Ned Quinn, the Kilkenny secretary, came with me. We pleaded our case, but to no avail. You had to suck it up. That was the only time I came before those men in suits.

It goes without saying that losing key players to suspension can have a detrimental effect on teams.

And such losses may be more keenly felt in this new Championship where counties in Leinster and Munster will play four games in a five-week period, especially if counties challenge disciplinary decisions.

There could be plenty of sideshows in the weeks to come. Discipline is going to be a big issue.

"If a player feels he's been treated unfairly, he will want his case heard"

The appeal route. A lot more hassle for the GAA.

Look, if a player feels he's been treated unfairly, he will want his case heard.

Croke Park are going to have to permit him to do that. A sitting of the CCCC will have to be arranged and the player's case will be heard.  And after that we could be heading for the Central Hearings Committee and possibly the Disputes Resolution Authority.

You'd be hoping that we won't have too much of this – those gatherings behind closed doors with the 11th hour approaching and a player’s fate hanging in the balance.

Such challenges will be a real test of the GAA's disciplinary system, with time pressure surely upsetting the traditional CCCC-CHC-DRA rhythm or, alternatively, make teams think twice about challenging decisions for fear of losing players for even longer periods.

With games coming thick and fast, the appeals process may have to be streamlined.

In all cases, you have to look at the severity of the tackle and what the referee puts in his report.  Again, much focus on the man in the middle.

If you go back to last year’s All-Ireland semi-final between Waterford and Cork, the CCCC felt that they should have had some say on an incident where Austin Gleeson appeared to pull on Luke Meade’s helmet.
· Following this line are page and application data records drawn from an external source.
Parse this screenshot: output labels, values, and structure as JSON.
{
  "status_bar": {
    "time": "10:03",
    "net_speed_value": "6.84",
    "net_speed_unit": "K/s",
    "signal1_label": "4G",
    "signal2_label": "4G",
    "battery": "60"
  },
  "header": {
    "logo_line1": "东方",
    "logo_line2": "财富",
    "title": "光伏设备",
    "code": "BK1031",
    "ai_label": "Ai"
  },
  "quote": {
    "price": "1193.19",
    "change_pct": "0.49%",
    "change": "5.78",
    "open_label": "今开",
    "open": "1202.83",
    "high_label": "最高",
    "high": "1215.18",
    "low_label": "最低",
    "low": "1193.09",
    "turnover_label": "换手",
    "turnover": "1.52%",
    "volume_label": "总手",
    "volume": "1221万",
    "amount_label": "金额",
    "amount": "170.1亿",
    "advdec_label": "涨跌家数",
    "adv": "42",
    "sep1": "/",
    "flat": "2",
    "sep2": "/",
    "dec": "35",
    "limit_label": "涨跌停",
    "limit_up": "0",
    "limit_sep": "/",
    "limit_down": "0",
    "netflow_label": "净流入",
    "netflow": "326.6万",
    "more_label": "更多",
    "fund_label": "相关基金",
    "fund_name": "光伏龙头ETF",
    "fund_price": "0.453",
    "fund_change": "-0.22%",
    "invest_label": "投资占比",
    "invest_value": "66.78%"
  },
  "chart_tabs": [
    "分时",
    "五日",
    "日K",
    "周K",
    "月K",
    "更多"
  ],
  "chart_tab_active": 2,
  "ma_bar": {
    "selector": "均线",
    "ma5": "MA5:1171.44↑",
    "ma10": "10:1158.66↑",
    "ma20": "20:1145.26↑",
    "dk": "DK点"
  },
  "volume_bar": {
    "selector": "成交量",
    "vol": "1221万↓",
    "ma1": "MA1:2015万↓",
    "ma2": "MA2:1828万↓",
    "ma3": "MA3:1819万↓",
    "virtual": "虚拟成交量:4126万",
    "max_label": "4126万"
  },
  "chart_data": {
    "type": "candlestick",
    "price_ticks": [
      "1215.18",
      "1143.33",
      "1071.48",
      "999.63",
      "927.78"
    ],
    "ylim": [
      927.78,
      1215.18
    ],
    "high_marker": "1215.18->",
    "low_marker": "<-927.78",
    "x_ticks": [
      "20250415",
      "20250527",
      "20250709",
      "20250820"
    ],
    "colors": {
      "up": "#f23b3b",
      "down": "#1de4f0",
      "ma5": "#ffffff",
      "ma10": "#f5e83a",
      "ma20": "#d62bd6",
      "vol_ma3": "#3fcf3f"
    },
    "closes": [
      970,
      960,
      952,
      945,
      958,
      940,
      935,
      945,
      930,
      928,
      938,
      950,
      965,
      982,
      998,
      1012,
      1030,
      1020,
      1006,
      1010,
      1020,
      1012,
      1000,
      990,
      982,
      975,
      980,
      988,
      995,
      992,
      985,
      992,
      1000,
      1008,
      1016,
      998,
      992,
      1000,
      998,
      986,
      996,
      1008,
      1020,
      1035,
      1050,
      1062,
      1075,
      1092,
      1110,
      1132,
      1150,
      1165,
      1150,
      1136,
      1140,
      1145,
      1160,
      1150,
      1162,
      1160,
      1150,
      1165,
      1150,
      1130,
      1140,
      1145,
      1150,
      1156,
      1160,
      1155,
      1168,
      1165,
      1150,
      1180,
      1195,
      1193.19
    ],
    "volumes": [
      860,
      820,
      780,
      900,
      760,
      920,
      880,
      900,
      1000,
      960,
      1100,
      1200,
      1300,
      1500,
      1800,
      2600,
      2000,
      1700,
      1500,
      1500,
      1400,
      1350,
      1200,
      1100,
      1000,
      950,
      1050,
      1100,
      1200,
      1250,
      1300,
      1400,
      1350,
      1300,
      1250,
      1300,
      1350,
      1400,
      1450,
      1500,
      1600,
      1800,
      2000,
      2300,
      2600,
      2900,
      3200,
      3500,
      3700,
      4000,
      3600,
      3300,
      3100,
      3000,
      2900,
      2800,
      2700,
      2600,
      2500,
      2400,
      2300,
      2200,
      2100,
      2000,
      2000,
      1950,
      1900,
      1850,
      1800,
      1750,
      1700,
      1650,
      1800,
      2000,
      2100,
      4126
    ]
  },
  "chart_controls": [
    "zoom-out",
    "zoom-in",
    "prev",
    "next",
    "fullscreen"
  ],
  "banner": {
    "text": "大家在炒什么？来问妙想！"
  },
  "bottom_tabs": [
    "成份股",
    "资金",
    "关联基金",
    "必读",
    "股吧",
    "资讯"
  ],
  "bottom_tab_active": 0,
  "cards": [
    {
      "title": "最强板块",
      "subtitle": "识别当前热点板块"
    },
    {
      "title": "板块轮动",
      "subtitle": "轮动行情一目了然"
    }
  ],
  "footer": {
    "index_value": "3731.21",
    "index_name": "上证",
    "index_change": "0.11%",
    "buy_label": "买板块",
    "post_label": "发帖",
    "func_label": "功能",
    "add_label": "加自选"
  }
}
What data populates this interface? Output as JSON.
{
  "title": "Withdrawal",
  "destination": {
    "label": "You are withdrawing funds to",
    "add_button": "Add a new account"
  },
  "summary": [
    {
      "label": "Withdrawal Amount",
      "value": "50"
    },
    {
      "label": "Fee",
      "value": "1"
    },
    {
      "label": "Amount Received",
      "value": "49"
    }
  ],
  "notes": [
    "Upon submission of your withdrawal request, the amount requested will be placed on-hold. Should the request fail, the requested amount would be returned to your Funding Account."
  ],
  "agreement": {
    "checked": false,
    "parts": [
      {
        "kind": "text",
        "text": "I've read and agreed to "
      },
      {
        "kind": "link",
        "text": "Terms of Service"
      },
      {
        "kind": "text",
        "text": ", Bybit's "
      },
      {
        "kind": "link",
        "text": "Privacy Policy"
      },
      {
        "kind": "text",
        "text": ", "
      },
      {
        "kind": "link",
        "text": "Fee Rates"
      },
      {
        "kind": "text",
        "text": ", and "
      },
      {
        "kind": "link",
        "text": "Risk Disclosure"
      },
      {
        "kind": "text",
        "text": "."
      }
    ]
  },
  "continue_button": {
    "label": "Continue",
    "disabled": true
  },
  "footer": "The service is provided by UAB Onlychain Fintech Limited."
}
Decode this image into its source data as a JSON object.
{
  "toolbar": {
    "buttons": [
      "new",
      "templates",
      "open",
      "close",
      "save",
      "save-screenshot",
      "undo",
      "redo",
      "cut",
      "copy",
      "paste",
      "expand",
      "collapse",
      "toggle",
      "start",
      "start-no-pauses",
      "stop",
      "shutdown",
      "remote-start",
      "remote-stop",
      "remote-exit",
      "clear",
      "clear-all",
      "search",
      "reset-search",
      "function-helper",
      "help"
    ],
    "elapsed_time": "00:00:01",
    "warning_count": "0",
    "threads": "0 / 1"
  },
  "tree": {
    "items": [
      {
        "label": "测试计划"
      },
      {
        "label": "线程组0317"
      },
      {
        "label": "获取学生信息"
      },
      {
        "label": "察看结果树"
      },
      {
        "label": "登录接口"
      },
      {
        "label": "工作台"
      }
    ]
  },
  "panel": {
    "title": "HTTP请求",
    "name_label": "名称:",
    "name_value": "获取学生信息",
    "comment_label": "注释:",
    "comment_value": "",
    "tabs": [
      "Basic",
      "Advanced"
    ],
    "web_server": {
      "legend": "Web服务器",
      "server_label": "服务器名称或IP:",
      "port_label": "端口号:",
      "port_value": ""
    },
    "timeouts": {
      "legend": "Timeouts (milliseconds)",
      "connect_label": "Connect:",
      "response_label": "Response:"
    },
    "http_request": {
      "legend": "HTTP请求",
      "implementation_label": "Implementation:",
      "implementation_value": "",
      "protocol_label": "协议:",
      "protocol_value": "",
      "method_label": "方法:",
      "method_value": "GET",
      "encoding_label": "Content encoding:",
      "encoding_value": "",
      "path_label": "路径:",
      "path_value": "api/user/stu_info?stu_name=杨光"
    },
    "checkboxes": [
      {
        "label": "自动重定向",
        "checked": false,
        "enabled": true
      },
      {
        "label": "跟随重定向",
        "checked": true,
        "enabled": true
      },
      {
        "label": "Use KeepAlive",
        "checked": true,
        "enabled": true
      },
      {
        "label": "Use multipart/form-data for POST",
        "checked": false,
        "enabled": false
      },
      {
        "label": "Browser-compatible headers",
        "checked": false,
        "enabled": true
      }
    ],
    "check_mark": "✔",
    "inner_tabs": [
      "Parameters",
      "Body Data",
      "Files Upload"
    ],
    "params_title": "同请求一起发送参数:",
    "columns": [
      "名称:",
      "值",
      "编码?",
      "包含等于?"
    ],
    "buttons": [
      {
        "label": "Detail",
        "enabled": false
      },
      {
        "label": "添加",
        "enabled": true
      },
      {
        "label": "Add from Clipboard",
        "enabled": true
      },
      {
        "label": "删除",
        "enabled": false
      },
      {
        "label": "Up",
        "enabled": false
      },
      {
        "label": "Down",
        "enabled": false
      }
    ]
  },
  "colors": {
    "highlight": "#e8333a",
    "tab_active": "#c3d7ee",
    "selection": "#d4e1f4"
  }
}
However, the referee felt that the incident did not require any action and so Gleeson did not face the prospect of missing the All-Ireland final.

A week before that, Adrian Tuohy of Galway also escaped any sanction for interfering with Patrick Maher’s helmet.

Gleeson’s brother Conor, however, did miss the September date after he was sent off on a straight red against Cork. It was a rush of blood to the head late on in a game where the Déise had victory in the bag.

Waterford did not pursue his case beyond the findings of the CCCC. It’s interesting that county boards do challenge on behalf of certain players but not for others.

Going back to the Austin Gleeson and Adrian Tuohy’s incidents’, different referees could have decreed that both had a case to answer. Let’s call a spade a spade, tampering with a face-guard is a straight red-card offence.

Okay, Referees are human. Red cards have been given out falsely, red cards strangely absent when one is clearly warranted.

It’s easy to say that refs should apply common sense when going for the pocket, but more often than not there is only that split second to make the call in the white heat of championship battle.

This new round-robin format is something we are all looking forward to. There is the prospect of so many close games and the more telling prospect that four of country’s top teams will be out of the championship come 17 June.

It’s vital then for teams to have an exceptional disciplinary record over the course of the five weeks.

That’s said, I wouldn’t bet on us having a summer free from talk where the CCCC and CPA doesn’t dominate the headlines. I hope I'm wrong though.